## WORK ITEM:
Copy each entry verbatim, excluding its images.

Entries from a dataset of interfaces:

┄┄┄┄┄┄┄┄┄┄┄┄┄┄┄┄┄┄┄┄

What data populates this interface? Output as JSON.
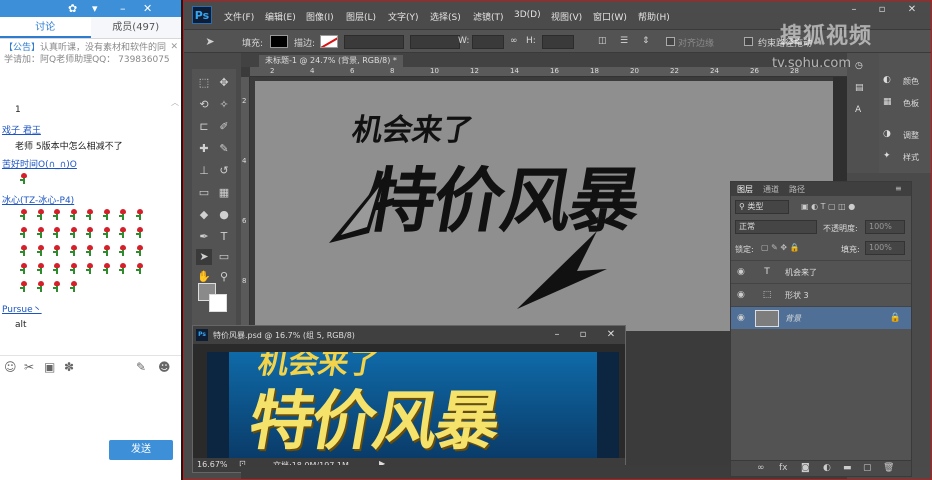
{
  "chat": {
    "tabs": [
      {
        "label": "讨论",
        "active": true
      },
      {
        "label": "成员(497)",
        "active": false
      }
    ],
    "notice": {
      "tag": "【公告】",
      "text": "认真听课，没有素材和软件的同学请加：阿Q老师助理QQ： 739836075"
    },
    "messages": [
      {
        "type": "text",
        "text": "1"
      },
      {
        "type": "name",
        "text": "戏子 君王"
      },
      {
        "type": "text",
        "text": "老师 5版本中怎么相减不了"
      },
      {
        "type": "name",
        "text": "苦好时间O(∩_∩)O"
      },
      {
        "type": "name",
        "text": "冰心(TZ-冰心-P4)"
      },
      {
        "type": "name",
        "text": "Pursue丶"
      },
      {
        "type": "text",
        "text": "alt"
      }
    ],
    "send_label": "发送",
    "accent": "#3d8fd8"
  },
  "ps": {
    "logo": "Ps",
    "menus": [
      "文件(F)",
      "编辑(E)",
      "图像(I)",
      "图层(L)",
      "文字(Y)",
      "选择(S)",
      "滤镜(T)",
      "3D(D)",
      "视图(V)",
      "窗口(W)",
      "帮助(H)"
    ],
    "options": {
      "fill_label": "填充:",
      "stroke_label": "描边:",
      "w_label": "W:",
      "h_label": "H:",
      "align_edges": "对齐边缘",
      "constrain_path": "约束路径拖动"
    },
    "doc_tab": "未标题-1 @ 24.7% (背景, RGB/8) *",
    "ruler_numbers": [
      "2",
      "4",
      "6",
      "8",
      "10",
      "12",
      "14",
      "16",
      "18",
      "20",
      "22",
      "24",
      "26",
      "28"
    ],
    "ruler_v_numbers": [
      "2",
      "4",
      "6",
      "8"
    ],
    "artwork": {
      "line1": "机会来了",
      "line2": "特价风暴"
    },
    "second_window": {
      "title": "特价风暴.psd @ 16.7% (组 5, RGB/8)",
      "zoom": "16.67%",
      "doc_size": "文档:18.0M/197.1M"
    },
    "right_panel": [
      {
        "icon": "palette-icon",
        "label": "颜色"
      },
      {
        "icon": "swatches-icon",
        "label": "色板"
      },
      {
        "icon": "adjust-icon",
        "label": "调整"
      },
      {
        "icon": "styles-icon",
        "label": "样式"
      }
    ],
    "layers": {
      "tabs": [
        "图层",
        "通道",
        "路径"
      ],
      "filter": "类型",
      "blend_mode": "正常",
      "opacity_label": "不透明度:",
      "opacity_value": "100%",
      "lock_label": "锁定:",
      "fill_label": "填充:",
      "fill_value": "100%",
      "items": [
        {
          "name": "机会来了",
          "kind": "T",
          "selected": false
        },
        {
          "name": "形状 3",
          "kind": "shape",
          "selected": false
        },
        {
          "name": "背景",
          "kind": "bg",
          "selected": true
        }
      ]
    }
  },
  "watermark": {
    "line1": "搜狐视频",
    "line2": "tv.sohu.com"
  }
}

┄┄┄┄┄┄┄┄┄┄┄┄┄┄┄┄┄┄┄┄

## ANSWER FOR THIS EXERCISE:
What data populates this interface? Output as JSON.
{
  "chat": {
    "tabs": [
      {
        "label": "讨论",
        "active": true
      },
      {
        "label": "成员(497)",
        "active": false
      }
    ],
    "notice": {
      "tag": "【公告】",
      "text": "认真听课，没有素材和软件的同学请加：阿Q老师助理QQ： 739836075"
    },
    "messages": [
      {
        "type": "text",
        "text": "1"
      },
      {
        "type": "name",
        "text": "戏子 君王"
      },
      {
        "type": "text",
        "text": "老师 5版本中怎么相减不了"
      },
      {
        "type": "name",
        "text": "苦好时间O(∩_∩)O"
      },
      {
        "type": "name",
        "text": "冰心(TZ-冰心-P4)"
      },
      {
        "type": "name",
        "text": "Pursue丶"
      },
      {
        "type": "text",
        "text": "alt"
      }
    ],
    "send_label": "发送",
    "accent": "#3d8fd8"
  },
  "ps": {
    "logo": "Ps",
    "menus": [
      "文件(F)",
      "编辑(E)",
      "图像(I)",
      "图层(L)",
      "文字(Y)",
      "选择(S)",
      "滤镜(T)",
      "3D(D)",
      "视图(V)",
      "窗口(W)",
      "帮助(H)"
    ],
    "options": {
      "fill_label": "填充:",
      "stroke_label": "描边:",
      "w_label": "W:",
      "h_label": "H:",
      "align_edges": "对齐边缘",
      "constrain_path": "约束路径拖动"
    },
    "doc_tab": "未标题-1 @ 24.7% (背景, RGB/8) *",
    "ruler_numbers": [
      "2",
      "4",
      "6",
      "8",
      "10",
      "12",
      "14",
      "16",
      "18",
      "20",
      "22",
      "24",
      "26",
      "28"
    ],
    "ruler_v_numbers": [
      "2",
      "4",
      "6",
      "8"
    ],
    "artwork": {
      "line1": "机会来了",
      "line2": "特价风暴"
    },
    "second_window": {
      "title": "特价风暴.psd @ 16.7% (组 5, RGB/8)",
      "zoom": "16.67%",
      "doc_size": "文档:18.0M/197.1M"
    },
    "right_panel": [
      {
        "icon": "palette-icon",
        "label": "颜色"
      },
      {
        "icon": "swatches-icon",
        "label": "色板"
      },
      {
        "icon": "adjust-icon",
        "label": "调整"
      },
      {
        "icon": "styles-icon",
        "label": "样式"
      }
    ],
    "layers": {
      "tabs": [
        "图层",
        "通道",
        "路径"
      ],
      "filter": "类型",
      "blend_mode": "正常",
      "opacity_label": "不透明度:",
      "opacity_value": "100%",
      "lock_label": "锁定:",
      "fill_label": "填充:",
      "fill_value": "100%",
      "items": [
        {
          "name": "机会来了",
          "kind": "T",
          "selected": false
        },
        {
          "name": "形状 3",
          "kind": "shape",
          "selected": false
        },
        {
          "name": "背景",
          "kind": "bg",
          "selected": true
        }
      ]
    }
  },
  "watermark": {
    "line1": "搜狐视频",
    "line2": "tv.sohu.com"
  }
}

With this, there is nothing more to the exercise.